Character makes nation great
The Independence Day weekend has arrived and with it comes the stories about how our nation won its freedom against what seemed to be insurmountable odds.
What has always made our nation great is our national character. We won our freedom through unbelievable individual effort. The story of the United States is one of common people who were extremely brave and willing to risk everything for the good of the nation.
Such is the case of one young American patriot whose act of courage is well known, yet very little is remembered about the man. Nathan Hale died at a young age and his heroic death has come to symbolize the American spirit.
So, who was Nathan Hale? No matter what source you choose, Hale is described as a brilliant, dedicated young man with a great future. He never realized that future as he was hanged as a spy in 1776.
Hale was born on June 6, 1755 and was the sixth of 12 children of a prosperous Connecticut farmer and his wife. Apparently, education was very important to Hale’s family and he followed his brothers to Yale. One source said that young Nathan was probably destined for the clergy since he had brothers who were ministers.
At Yale, he was an outstanding student and one of the top graduates in his class. It was added that the only extracurricular activity he was known to participate in was dramatics. Hale was 18 years old when he graduated in 1773.
Hale was apparently well ahead of his time in thinking. He supported education for women. He accepted a position as head master for the Union School of New London, which was an educational institution for women.
Of course the biggest issue discussed in the American colonies in the early 1770s was that of independence from England. Many Americans were having a very tough time dealing with the British form of government. The English were adding fuel to the independence fire with heavy handed government. The colonials had absolutely no voice in British policy and those in England regarded the colonists as second class citizens.

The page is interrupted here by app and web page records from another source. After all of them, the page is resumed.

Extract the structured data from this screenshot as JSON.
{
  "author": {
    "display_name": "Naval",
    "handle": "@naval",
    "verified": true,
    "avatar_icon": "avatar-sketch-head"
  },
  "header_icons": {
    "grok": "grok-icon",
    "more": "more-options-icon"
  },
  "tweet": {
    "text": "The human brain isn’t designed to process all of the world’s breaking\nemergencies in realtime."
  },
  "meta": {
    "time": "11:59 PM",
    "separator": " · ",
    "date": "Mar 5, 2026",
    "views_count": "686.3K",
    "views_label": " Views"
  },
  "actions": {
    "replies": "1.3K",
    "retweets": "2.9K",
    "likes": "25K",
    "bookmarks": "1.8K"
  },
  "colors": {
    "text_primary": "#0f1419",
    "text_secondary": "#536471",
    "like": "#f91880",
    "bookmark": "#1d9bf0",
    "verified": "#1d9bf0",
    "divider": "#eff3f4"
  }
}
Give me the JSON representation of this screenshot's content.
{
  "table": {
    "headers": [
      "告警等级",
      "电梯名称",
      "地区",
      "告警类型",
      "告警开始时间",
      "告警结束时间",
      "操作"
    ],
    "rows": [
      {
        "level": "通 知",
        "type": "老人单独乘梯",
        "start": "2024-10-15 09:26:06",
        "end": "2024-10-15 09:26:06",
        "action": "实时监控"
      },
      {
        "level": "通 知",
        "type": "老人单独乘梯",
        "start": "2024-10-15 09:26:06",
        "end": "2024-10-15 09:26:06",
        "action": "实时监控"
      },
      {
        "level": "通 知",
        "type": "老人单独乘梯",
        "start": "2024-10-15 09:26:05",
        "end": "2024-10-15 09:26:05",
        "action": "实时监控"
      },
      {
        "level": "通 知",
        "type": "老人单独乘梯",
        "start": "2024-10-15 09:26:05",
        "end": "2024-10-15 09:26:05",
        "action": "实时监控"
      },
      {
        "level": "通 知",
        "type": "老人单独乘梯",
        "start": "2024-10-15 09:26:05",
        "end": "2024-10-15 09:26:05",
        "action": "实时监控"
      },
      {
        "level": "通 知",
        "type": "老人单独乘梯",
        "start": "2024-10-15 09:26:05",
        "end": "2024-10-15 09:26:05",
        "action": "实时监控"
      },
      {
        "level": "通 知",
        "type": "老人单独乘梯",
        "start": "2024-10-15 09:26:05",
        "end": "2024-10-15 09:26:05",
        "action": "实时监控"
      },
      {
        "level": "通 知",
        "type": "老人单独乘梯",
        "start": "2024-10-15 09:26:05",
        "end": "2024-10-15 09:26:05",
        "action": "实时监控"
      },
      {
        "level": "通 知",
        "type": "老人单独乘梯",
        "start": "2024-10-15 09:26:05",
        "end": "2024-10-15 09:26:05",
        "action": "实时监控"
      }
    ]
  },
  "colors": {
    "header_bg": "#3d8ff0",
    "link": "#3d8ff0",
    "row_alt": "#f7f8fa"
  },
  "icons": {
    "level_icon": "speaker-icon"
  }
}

Certainly, young Nathan Hale was caught up in the fervor. He made a patriotic speech after the Battle of Lexington and was soon appointed as a lieutenant by the Connecticut General Assembly. He took part in the siege of Boston and was promoted to the rank of captain in a ranger unit.
Gen. George Washington sought a volunteer to go behind British lines in disguise as a spy and to ascertain information on troop movements. Hale volunteered for this very dangerous assignment. He was dressed in civilian clothes and entered New York City. The remainder of the story is one of an inexperienced spy who didn’t have a cipher or code trying to relay information to an untried network. One source pointed out that Hale had completed his work and signaled what he believed to be an American ship to pick him up. Unfortunately, a British ship picked up his signal and Hale was arrested. Apparently the evidence was overwhelming since maps of fortifications were discovered in his shoe. Still some historians believed that if Hale had denied spying, his life might have been spared. That wasn’t the case, however, and Nathan Hale admitted he was an American spy and he was sentenced to death.
He was hanged on Sept. 22, 1776, giving his life for his country at the young age of 21. His last words immortalized him forever. He paraphrased a play, “Cato,” by Joseph Addison and said, “I only regret that I have but one life to lose for my country.”
Nathan Hale embodies the American spirit of service and sacrifice. He was a young man who might have had a brilliant future, yet he was willing to risk it all for a cause. He is truly an American hero.